(Data entries)
---

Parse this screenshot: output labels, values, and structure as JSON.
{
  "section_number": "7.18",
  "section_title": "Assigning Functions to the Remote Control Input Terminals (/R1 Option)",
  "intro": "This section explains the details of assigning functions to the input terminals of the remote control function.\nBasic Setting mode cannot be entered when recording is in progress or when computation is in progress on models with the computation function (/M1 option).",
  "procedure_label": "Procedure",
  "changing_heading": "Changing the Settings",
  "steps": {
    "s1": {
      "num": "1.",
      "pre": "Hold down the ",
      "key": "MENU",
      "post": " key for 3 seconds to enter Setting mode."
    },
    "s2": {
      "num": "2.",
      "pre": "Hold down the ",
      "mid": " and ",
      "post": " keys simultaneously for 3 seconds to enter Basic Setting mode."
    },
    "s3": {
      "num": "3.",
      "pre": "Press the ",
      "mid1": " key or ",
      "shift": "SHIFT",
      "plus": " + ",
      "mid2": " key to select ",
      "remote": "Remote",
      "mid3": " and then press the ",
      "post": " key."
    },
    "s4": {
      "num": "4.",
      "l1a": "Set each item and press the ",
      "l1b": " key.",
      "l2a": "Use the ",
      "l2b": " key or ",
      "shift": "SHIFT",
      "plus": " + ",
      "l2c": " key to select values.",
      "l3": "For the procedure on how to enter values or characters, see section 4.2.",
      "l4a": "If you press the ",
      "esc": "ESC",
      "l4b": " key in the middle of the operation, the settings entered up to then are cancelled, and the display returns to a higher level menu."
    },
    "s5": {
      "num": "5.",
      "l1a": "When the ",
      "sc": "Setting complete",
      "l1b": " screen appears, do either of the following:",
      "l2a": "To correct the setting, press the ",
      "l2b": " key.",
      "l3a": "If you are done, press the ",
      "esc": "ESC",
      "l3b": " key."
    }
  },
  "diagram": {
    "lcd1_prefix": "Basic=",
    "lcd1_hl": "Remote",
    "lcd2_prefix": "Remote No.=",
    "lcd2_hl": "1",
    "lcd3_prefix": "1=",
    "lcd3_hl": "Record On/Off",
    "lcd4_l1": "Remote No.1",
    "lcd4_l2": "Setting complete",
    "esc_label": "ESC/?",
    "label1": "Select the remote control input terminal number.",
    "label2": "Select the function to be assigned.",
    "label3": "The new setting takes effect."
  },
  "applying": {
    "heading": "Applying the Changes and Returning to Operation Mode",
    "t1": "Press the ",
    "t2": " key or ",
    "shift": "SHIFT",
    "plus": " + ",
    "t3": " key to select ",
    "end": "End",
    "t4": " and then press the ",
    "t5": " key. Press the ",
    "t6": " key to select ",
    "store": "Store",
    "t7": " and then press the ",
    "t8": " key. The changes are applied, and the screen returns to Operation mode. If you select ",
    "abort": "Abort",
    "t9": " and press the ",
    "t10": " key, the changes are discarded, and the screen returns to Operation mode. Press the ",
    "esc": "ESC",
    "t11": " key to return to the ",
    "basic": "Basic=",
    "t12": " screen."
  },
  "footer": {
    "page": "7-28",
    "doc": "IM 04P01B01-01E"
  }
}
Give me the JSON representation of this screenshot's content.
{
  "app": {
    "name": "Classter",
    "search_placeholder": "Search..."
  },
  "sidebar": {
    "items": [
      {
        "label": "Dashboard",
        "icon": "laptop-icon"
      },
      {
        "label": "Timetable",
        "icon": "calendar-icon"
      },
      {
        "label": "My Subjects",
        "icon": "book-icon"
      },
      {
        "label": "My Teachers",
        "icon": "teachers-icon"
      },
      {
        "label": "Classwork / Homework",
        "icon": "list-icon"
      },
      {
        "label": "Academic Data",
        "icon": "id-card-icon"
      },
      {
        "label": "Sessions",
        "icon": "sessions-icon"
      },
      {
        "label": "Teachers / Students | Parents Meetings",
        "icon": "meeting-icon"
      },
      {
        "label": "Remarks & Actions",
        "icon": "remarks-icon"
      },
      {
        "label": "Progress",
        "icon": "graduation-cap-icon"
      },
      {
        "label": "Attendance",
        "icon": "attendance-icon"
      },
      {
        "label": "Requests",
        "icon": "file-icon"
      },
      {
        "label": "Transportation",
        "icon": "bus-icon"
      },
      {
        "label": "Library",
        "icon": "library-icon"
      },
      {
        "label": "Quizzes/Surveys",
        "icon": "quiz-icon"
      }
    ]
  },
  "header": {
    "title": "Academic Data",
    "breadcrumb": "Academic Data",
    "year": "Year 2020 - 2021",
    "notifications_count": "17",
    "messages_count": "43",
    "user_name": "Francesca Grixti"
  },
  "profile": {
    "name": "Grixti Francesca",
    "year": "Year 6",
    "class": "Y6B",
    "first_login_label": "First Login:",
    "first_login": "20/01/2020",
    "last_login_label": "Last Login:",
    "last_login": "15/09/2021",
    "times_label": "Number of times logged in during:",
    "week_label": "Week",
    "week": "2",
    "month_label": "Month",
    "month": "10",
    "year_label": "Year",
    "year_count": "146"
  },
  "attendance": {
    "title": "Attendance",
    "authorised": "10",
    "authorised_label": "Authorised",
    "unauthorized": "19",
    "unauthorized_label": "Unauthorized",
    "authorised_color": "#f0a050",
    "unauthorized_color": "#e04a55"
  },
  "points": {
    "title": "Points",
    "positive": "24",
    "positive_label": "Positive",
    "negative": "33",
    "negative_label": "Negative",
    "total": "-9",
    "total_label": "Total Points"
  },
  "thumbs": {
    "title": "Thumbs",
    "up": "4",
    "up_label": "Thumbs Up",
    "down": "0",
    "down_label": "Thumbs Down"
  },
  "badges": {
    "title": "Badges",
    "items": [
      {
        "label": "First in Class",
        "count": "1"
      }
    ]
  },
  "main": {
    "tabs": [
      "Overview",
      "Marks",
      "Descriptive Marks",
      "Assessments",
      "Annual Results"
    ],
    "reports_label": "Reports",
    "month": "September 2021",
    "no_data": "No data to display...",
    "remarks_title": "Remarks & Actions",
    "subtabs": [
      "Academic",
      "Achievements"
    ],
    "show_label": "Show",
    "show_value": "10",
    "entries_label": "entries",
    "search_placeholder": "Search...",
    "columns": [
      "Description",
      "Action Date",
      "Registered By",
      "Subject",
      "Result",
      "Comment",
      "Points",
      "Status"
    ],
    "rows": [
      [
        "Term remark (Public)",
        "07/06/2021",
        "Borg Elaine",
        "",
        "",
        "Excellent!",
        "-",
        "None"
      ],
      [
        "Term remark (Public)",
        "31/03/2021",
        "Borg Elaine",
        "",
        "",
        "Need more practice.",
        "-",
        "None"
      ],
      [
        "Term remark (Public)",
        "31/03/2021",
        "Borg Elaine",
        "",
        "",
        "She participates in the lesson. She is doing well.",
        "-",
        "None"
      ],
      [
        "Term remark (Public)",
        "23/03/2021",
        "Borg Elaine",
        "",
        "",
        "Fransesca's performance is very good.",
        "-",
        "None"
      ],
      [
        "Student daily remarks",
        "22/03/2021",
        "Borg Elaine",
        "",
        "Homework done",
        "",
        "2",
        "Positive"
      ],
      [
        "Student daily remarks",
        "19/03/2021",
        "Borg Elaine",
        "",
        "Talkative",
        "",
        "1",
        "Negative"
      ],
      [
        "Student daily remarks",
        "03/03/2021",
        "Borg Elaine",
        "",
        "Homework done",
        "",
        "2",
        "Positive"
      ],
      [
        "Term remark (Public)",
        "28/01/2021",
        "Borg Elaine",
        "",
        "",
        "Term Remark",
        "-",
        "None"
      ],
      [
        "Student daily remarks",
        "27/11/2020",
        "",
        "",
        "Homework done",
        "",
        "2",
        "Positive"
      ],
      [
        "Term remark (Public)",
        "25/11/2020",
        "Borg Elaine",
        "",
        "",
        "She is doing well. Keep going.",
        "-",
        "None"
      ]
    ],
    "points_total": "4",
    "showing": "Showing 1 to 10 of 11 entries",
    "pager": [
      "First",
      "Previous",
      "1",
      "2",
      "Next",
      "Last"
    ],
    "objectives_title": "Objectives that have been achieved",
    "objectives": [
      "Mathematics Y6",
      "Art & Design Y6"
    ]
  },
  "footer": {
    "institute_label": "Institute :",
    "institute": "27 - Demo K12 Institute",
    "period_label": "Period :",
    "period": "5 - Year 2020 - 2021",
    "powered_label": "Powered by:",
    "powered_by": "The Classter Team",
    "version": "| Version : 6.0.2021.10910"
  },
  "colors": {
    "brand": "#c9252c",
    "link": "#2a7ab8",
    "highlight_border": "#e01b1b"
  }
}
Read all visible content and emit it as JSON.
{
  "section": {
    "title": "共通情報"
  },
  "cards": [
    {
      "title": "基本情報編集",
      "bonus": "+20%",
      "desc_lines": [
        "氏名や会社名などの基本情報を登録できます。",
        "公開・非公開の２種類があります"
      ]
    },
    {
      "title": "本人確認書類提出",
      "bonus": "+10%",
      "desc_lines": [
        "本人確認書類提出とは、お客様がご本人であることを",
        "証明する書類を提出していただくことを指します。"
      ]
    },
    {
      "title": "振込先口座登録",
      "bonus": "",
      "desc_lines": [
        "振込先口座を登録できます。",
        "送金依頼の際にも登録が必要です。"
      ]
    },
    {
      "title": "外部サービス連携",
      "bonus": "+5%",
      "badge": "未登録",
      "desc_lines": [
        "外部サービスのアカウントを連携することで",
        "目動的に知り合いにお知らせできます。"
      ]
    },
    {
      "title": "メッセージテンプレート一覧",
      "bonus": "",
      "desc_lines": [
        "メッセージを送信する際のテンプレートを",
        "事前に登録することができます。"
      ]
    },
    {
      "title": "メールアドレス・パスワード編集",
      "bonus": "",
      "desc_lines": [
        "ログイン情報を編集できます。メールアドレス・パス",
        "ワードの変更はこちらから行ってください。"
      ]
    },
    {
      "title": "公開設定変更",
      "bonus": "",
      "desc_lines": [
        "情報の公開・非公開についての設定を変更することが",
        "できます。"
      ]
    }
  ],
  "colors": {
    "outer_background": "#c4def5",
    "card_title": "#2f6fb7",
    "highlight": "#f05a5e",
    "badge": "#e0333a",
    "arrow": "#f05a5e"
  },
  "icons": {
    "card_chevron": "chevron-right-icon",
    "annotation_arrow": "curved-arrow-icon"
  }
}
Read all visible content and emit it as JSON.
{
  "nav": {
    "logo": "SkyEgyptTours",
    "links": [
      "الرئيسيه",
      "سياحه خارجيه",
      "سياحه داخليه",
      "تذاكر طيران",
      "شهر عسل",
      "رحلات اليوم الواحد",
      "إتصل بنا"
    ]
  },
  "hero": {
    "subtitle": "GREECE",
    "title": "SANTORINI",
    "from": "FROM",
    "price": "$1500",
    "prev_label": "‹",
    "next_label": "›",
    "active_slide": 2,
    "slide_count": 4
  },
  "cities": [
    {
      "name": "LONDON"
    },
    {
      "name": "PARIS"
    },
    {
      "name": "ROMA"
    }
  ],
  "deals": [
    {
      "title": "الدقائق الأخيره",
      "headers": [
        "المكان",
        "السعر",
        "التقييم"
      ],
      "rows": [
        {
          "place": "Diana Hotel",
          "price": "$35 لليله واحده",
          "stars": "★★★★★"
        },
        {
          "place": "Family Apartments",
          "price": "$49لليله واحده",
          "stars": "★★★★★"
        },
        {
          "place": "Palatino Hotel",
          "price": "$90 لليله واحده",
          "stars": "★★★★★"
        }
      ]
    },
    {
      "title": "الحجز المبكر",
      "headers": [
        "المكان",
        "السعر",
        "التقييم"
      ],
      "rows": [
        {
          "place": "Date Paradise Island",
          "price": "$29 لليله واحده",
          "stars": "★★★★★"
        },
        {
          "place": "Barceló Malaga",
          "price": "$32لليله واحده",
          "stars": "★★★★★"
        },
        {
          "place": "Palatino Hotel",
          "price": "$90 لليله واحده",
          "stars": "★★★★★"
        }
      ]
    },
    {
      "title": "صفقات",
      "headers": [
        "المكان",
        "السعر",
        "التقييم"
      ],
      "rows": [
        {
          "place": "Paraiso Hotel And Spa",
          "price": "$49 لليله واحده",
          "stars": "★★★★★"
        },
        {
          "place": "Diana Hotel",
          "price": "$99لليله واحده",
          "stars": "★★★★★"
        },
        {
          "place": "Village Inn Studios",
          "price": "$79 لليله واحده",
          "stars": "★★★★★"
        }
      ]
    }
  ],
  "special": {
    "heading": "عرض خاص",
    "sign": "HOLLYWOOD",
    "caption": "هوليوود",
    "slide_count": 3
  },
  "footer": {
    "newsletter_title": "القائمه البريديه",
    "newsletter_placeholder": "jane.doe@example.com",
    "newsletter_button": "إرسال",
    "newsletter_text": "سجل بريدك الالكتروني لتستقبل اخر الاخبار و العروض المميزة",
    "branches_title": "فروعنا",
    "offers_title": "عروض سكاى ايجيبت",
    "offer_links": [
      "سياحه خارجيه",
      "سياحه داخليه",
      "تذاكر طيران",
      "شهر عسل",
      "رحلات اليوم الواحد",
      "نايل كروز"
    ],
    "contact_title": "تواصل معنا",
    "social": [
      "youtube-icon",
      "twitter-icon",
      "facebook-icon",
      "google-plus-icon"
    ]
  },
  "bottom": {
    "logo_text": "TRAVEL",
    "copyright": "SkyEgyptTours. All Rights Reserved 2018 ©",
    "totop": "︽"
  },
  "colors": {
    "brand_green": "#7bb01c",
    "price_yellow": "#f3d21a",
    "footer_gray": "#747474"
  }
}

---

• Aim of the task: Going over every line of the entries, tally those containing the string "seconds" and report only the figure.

• Result: 2